At the press conference, Mr Weidmann also addressed developments in the German economy. Owing to the second wave of infections and the measures taken to contain the pandemic, the Bundesbank is expecting a marked decline in aggregate economic activity in Germany for the current quarter. This relapse, however, is set to be considerably less severe than the economic slump observed in the first half of 2020, he said. As soon as the mandatory and voluntary protective measures are gradually lifted, the German economy would be able to get back on the road to recovery. The Bundesbank President emphasised the extent to which the economic outlook hinges on how the pandemic will unfold going forward: “Effective vaccines have been developed more swiftly than widely expected. If these are successful in helping to overcome the pandemic, the German economy will see a lasting recovery.”

Nevertheless, he sees the outlook as remaining subject to a great degree of uncertainty. At present, it therefore seems improbable to Mr Weidmann that Germany will see a very large surge in demand this year that would exceed the normal level of capacity utilisation in its economy. As things currently stand, however, one-off factors are likely to help push the Harmonised Index of Consumer Prices (HICP) inflation rate in Germany to more than 3% by the end of the year, although only temporarily. “For this reason, our economists are now expecting an annual average rate of inflation in 2021 that is just somewhat higher than their December forecast of 1.8%,” Weidmann noted.

Financing conditions still exceptionally favourable

Mr Weidmann also provided context to the recent increase in euro area sovereign bond yields. He noted the monetary policy importance of taking into consideration the overall financing conditions of enterprises, households and general government, which was why many variables were at issue, not just one. The Bundesbank President emphasised the absence of a drastic tightening of financing conditions for enterprises, households and general government. “Financing conditions remain very favourable by historical standards,” he said, also indicating that not every increase in financing costs was necessarily problematic from a monetary policy perspective. For instance, nominal interest rates could rise if monetary policy were successful in lifting excessively low inflation expectations. “We would naturally not stand in the way of this development,” the Bundesbank President noted. A more favourable economic outlook could likewise be associated with rising interest rates. Mr Weidmann therefore emphasised the need to closely monitor developments and carefully analyse the background.

Do not blur responsibilities with regard to climate protection
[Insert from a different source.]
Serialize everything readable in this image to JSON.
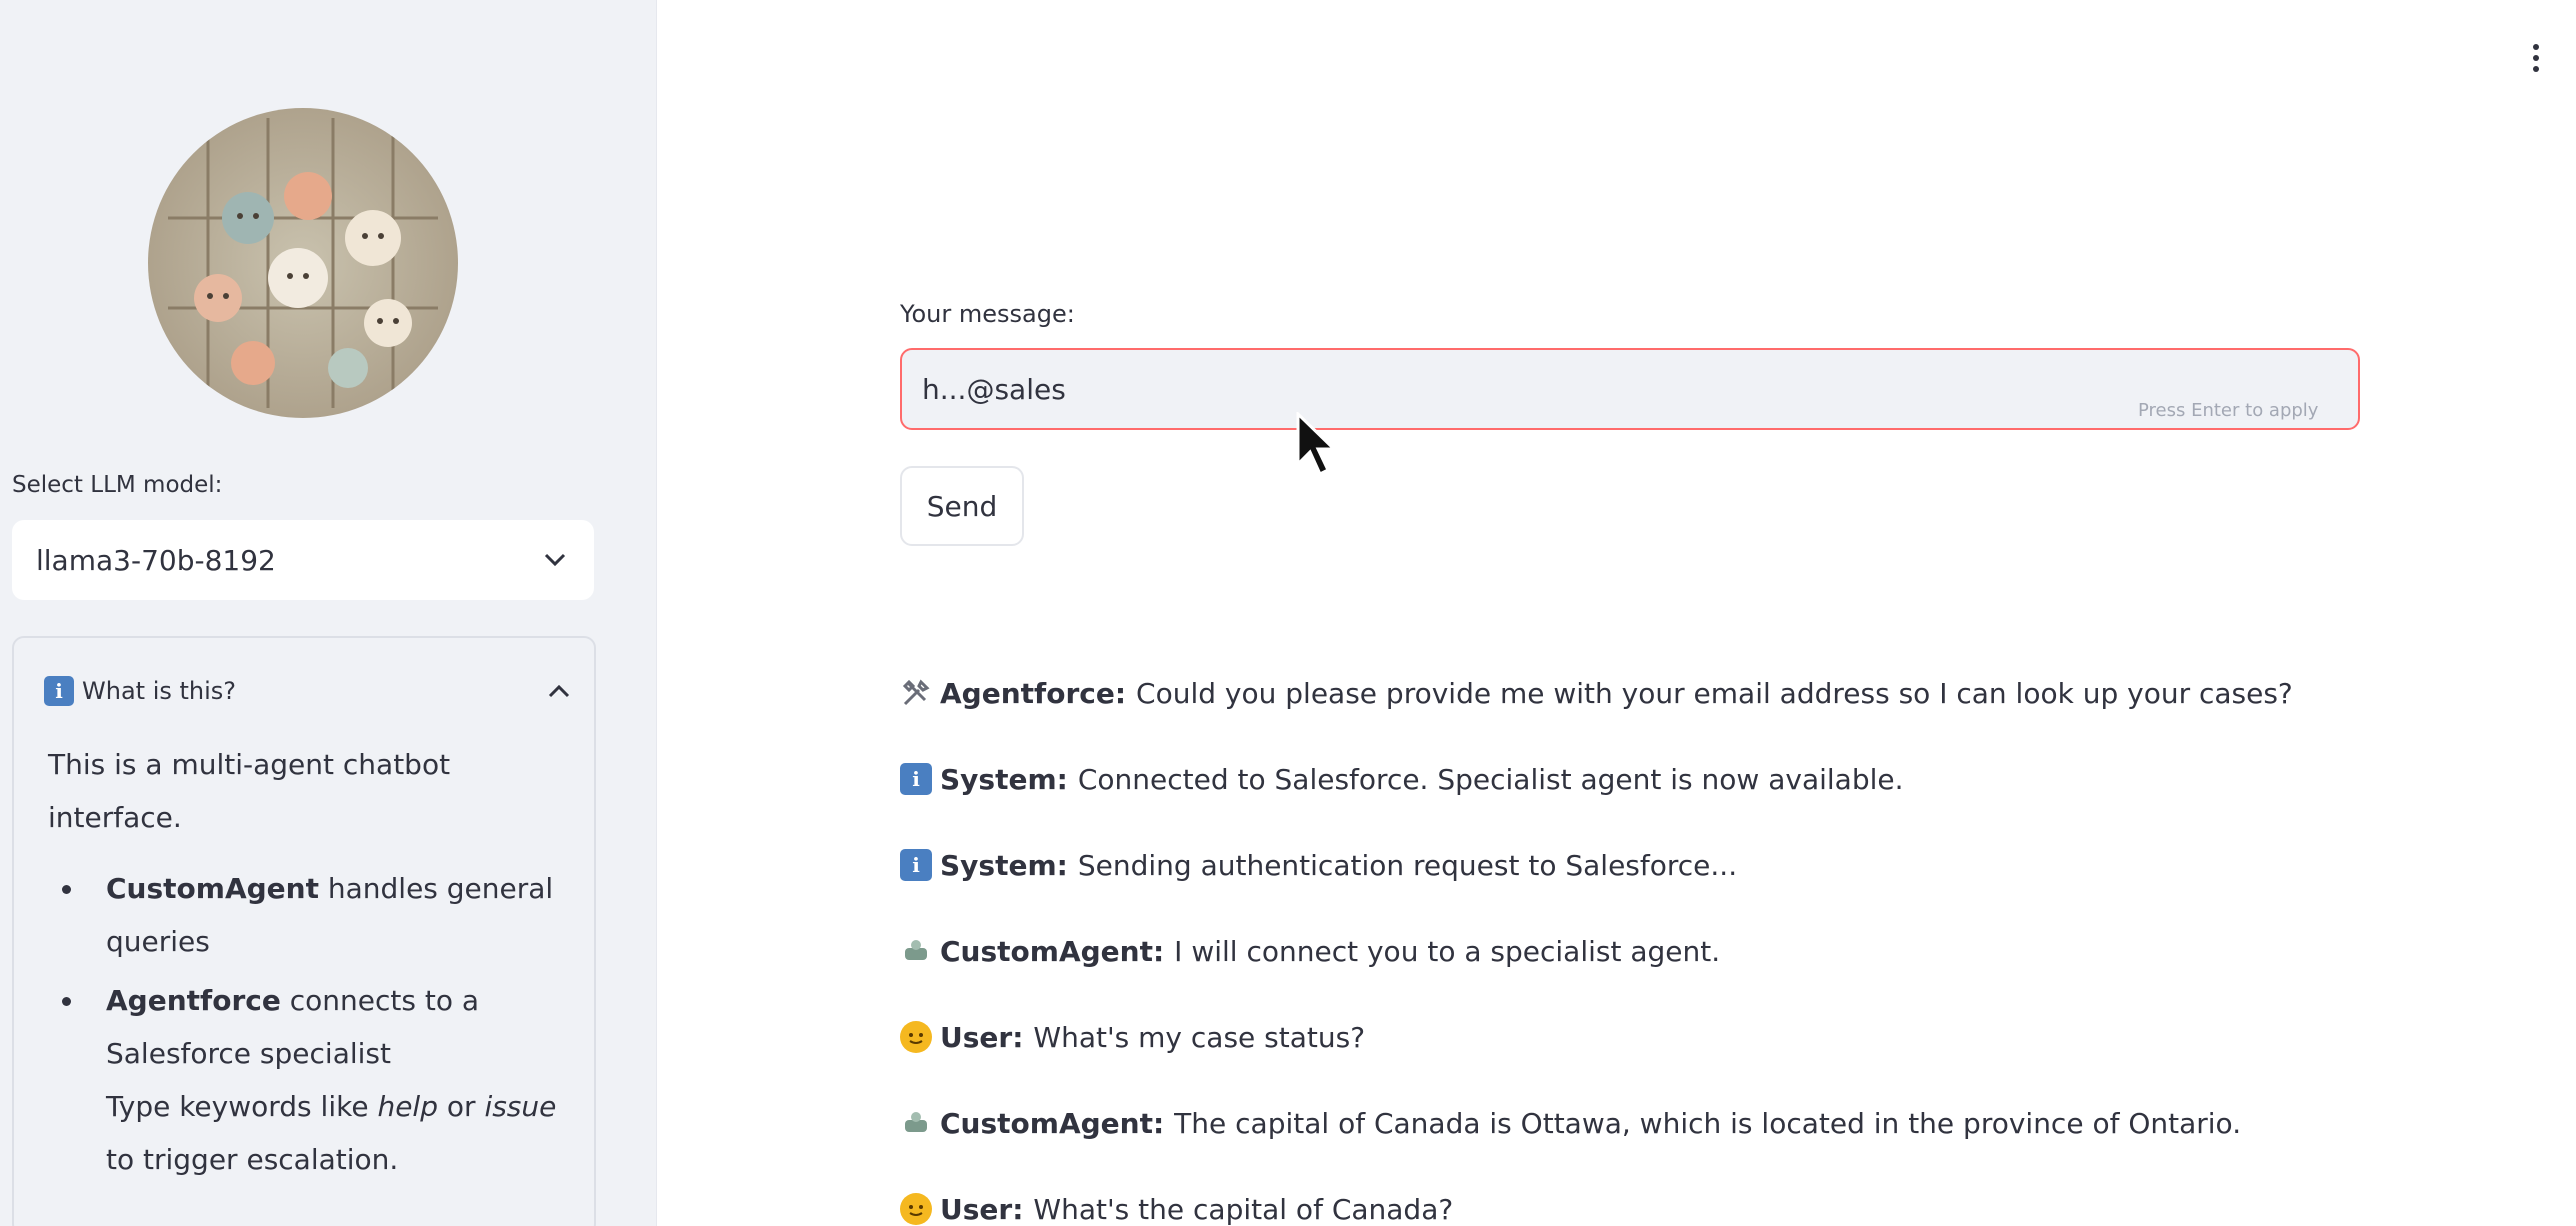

The Bundesbank President referred to climate protection as one of the most pressing tasks of our time, in which time was of the essence. However, care should be taken to ensure that the lines of responsibility separating central banks and politicians do not get blurred. In his view, for central banks in general, three aspects particularly need to be at the fore: comprehensively understanding the impacts of climate change and climate policy, incorporating financial risks, and promoting transparency in this regard. The Bundesbank is working hard at strengthening its analytical capabilities, he added. These efforts included upgrading macroeconomic models in order to explore the effects of climate policy measures, including with regard to inflation and the objective of price stability. In addition, stress tests are planned for the years 2022-23 to capture the impacts of various CO2 price paths on financial stability in Germany. Mr Weidmann added that climate-related financial risks could also affect central banks’ securities holdings, including monetary policy portfolios. Central banks should therefore also integrate those climate-related risks into their risk management framework. In Mr Weidmann’s opinion, it is therefore important in this regard to improve the information base through reporting obligations for securities issuers and standards for ratings. That way, central banks could also help boost transparency surrounding climate-related financial risks in the market.